The first true herald of Depeche Mode 's late '80s/early '90s glory days, "Stripped" remains not merely a highlight of Black Celebration but a fantastic song through and through. Starting with the gentlest of acoustic guitar chords, it then shifts into a slow-building, majestic number that feels like a film soundtrack for some vast epic, with deep-echoed drums, soothing and soaring synth lines, and a low purring growl in the background. David Gahan's masterful delivery of Martin Gore's lyric, as focused a meditation on desire and possession that's emotional and physical, is the final touch, with Gore's own lightly sung parts in the chorus the perfect response.
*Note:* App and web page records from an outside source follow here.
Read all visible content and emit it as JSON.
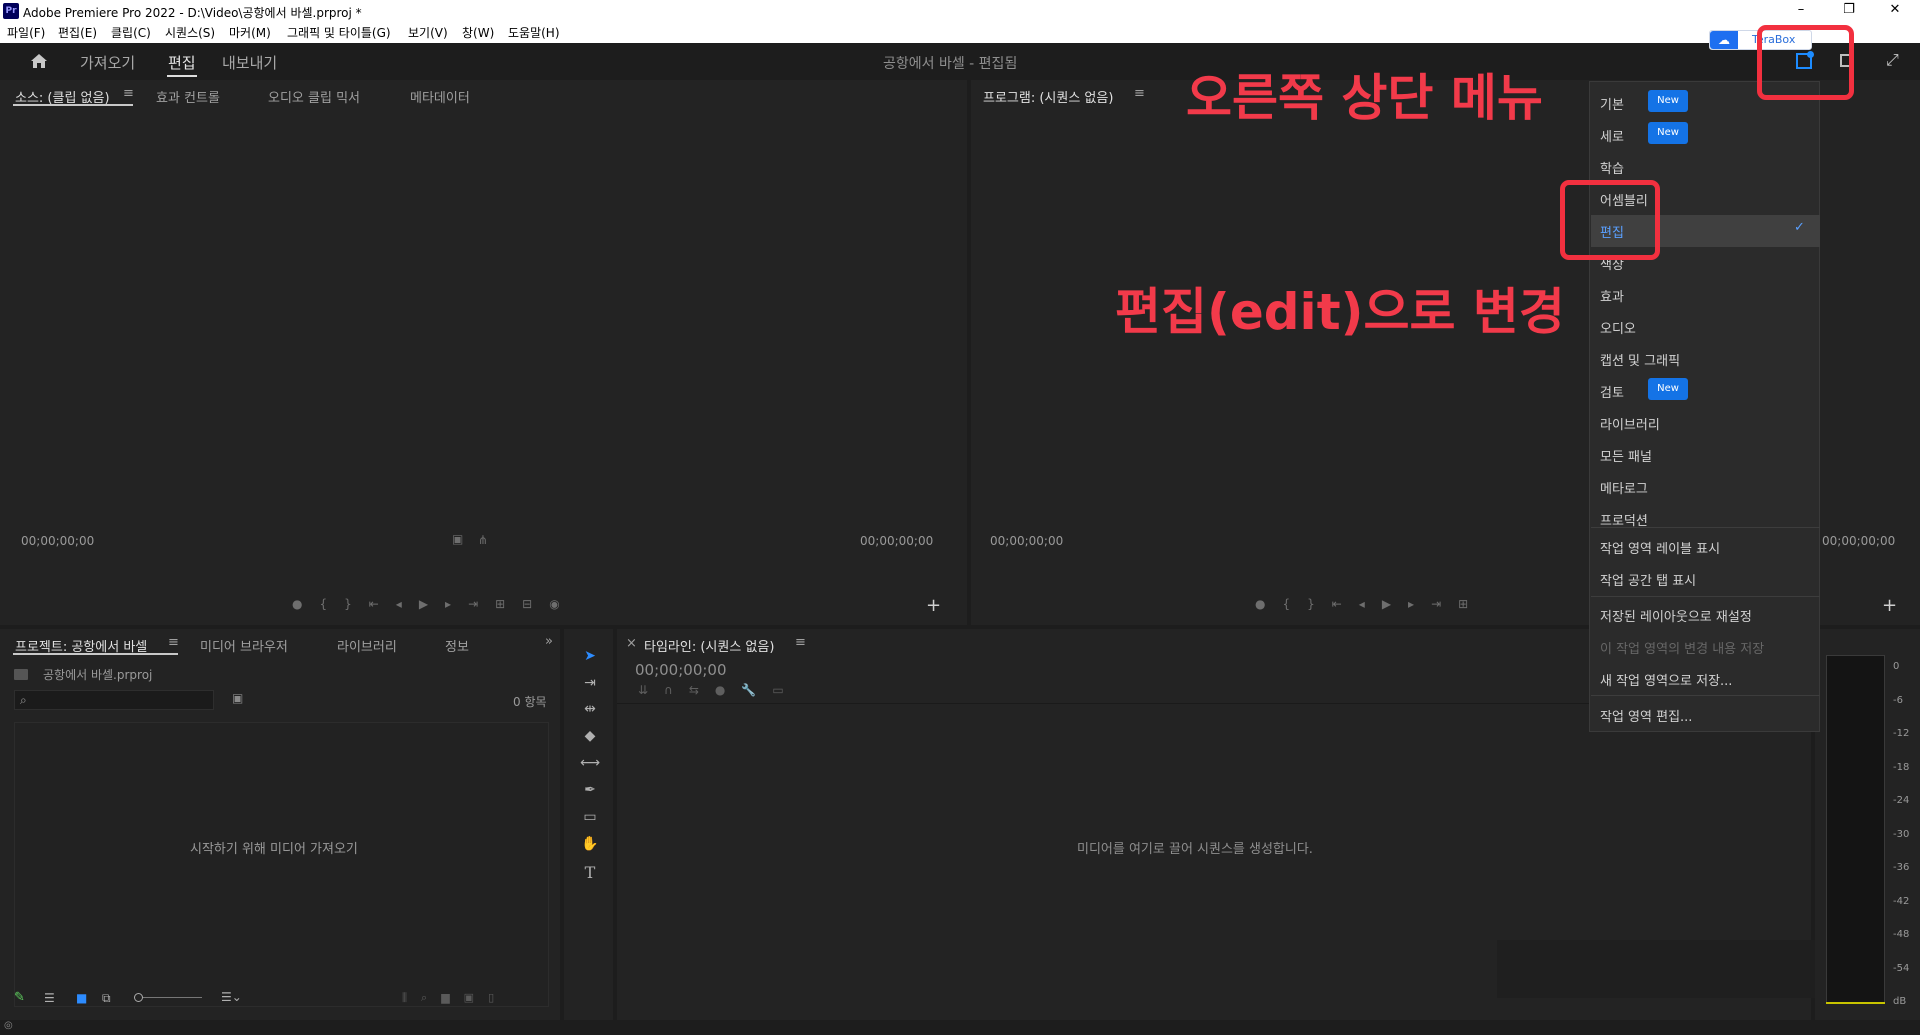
{
  "window": {
    "title": "Adobe Premiere Pro 2022 - D:\\Video\\공항에서 바셀.prproj *",
    "logo": "Pr"
  },
  "menubar": [
    "파일(F)",
    "편집(E)",
    "클립(C)",
    "시퀀스(S)",
    "마커(M)",
    "그래픽 및 타이틀(G)",
    "보기(V)",
    "창(W)",
    "도움말(H)"
  ],
  "header": {
    "nav": [
      "가져오기",
      "편집",
      "내보내기"
    ],
    "active": "편집",
    "project_title": "공항에서 바셀 - 편집됨",
    "terabox": "TeraBox"
  },
  "source_panel": {
    "tabs": [
      "소스: (클립 없음)",
      "효과 컨트롤",
      "오디오 클립 믹서",
      "메타데이터"
    ],
    "tc_left": "00;00;00;00",
    "tc_right": "00;00;00;00"
  },
  "program_panel": {
    "title": "프로그램: (시퀀스 없음)",
    "tc_left": "00;00;00;00",
    "tc_right": "00;00;00;00"
  },
  "project_panel": {
    "tabs": [
      "프로젝트: 공항에서 바셀",
      "미디어 브라우저",
      "라이브러리",
      "정보"
    ],
    "file": "공항에서 바셀.prproj",
    "count": "0 항목",
    "empty_msg": "시작하기 위해 미디어 가져오기"
  },
  "timeline_panel": {
    "title": "타임라인: (시퀀스 없음)",
    "tc": "00;00;00;00",
    "empty_msg": "미디어를 여기로 끌어 시퀀스를 생성합니다."
  },
  "meter": {
    "labels": [
      "0",
      "-6",
      "-12",
      "-18",
      "-24",
      "-30",
      "-36",
      "-42",
      "-48",
      "-54",
      "dB"
    ]
  },
  "workspace_menu": {
    "items": [
      {
        "label": "기본",
        "badge": "New"
      },
      {
        "label": "세로",
        "badge": "New"
      },
      {
        "label": "학습"
      },
      {
        "label": "어셈블리"
      },
      {
        "label": "편집",
        "selected": true,
        "checked": true
      },
      {
        "label": "색상"
      },
      {
        "label": "효과"
      },
      {
        "label": "오디오"
      },
      {
        "label": "캡션 및 그래픽"
      },
      {
        "label": "검토",
        "badge": "New"
      },
      {
        "label": "라이브러리"
      },
      {
        "label": "모든 패널"
      },
      {
        "label": "메타로그"
      },
      {
        "label": "프로덕션"
      }
    ],
    "options": [
      "작업 영역 레이블 표시",
      "작업 공간 탭 표시",
      "저장된 레이아웃으로 재설정",
      "이 작업 영역의 변경 내용 저장",
      "새 작업 영역으로 저장...",
      "작업 영역 편집..."
    ],
    "check": "✓"
  },
  "annotations": {
    "top_menu": "오른쪽 상단 메뉴",
    "change_to_edit": "편집(edit)으로 변경"
  },
  "colors": {
    "accent": "#1473e6",
    "annotation": "#f2303f",
    "selected_text": "#5aa0ff"
  }
}
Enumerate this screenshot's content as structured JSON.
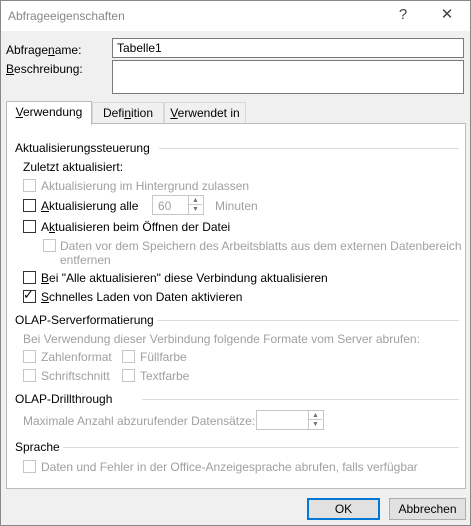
{
  "window": {
    "title": "Abfrageeigenschaften",
    "help_glyph": "?",
    "close_glyph": "✕"
  },
  "fields": {
    "name_label_pre": "Abfrage",
    "name_label_ul": "n",
    "name_label_post": "ame:",
    "name_value": "Tabelle1",
    "desc_label_ul": "B",
    "desc_label_post": "eschreibung:",
    "desc_value": ""
  },
  "tabs": [
    {
      "label_ul": "V",
      "label_post": "erwendung",
      "active": true
    },
    {
      "label_pre": "Defi",
      "label_ul": "n",
      "label_post": "ition",
      "active": false
    },
    {
      "label_ul": "V",
      "label_post": "erwendet in",
      "active": false
    }
  ],
  "refresh": {
    "group_title": "Aktualisierungssteuerung",
    "last_updated": "Zuletzt aktualisiert:",
    "background": "Aktualisierung im Hintergrund zulassen",
    "every_ul": "A",
    "every_post": "ktualisierung alle",
    "every_value": "60",
    "minutes": "Minuten",
    "on_open_pre": "A",
    "on_open_ul": "k",
    "on_open_post": "tualisieren beim Öffnen der Datei",
    "remove_line1": "Daten vor dem Speichern des Arbeitsblatts aus dem externen Datenbereich",
    "remove_line2": "entfernen",
    "all_ul": "B",
    "all_post": "ei \"Alle aktualisieren\" diese Verbindung aktualisieren",
    "fast_ul": "S",
    "fast_post": "chnelles Laden von Daten aktivieren"
  },
  "olap": {
    "group_title": "OLAP-Serverformatierung",
    "desc": "Bei Verwendung dieser Verbindung folgende Formate vom Server abrufen:",
    "number_format": "Zahlenformat",
    "fill_color": "Füllfarbe",
    "font_style": "Schriftschnitt",
    "text_color": "Textfarbe"
  },
  "drill": {
    "group_title": "OLAP-Drillthrough",
    "max_records": "Maximale Anzahl abzurufender Datensätze:",
    "max_value": ""
  },
  "language": {
    "group_title": "Sprache",
    "office_lang": "Daten und Fehler in der Office-Anzeigesprache abrufen, falls verfügbar"
  },
  "buttons": {
    "ok": "OK",
    "cancel": "Abbrechen"
  }
}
Flood's separate "highland" mix emphasizes the synth orchestration that puts the song over the top via a slightly different version at the start of the song, combined with even more echo on the drums and a starker, clearer mix at many other points. "Breathing in Fumes," meanwhile, is a radical revision, with an in-your-face drum mix, a heavily distorted snippet of Gahan singing the title lyric over his original take, and an overtly industrial/dance atmosphere -- it's great, but won't be everyone's cup of tea. The one original number that surfaces as a B-side, "But Not Tonight," is a sweet little song that's just dark enough (but still winsome in general delivery and arrangement), focuses on the joys of life, and has a good evening vibe. It was later tacked on the American version of Black Celebration but works better here as a fun semi-throwaway, while its extended mix is the expected expansion with minimal transformation. The "quiet" mix of "Fly on the Windscreen," which removes most of the percussion in favor of the lead melody lines, and "Black Day," the striking demo for "Black Celebration," consisting of what sounds like wheezing organ and harmonica behind Gore's original vocal, conclude the disc.
AllMusic Review by Ned Raggett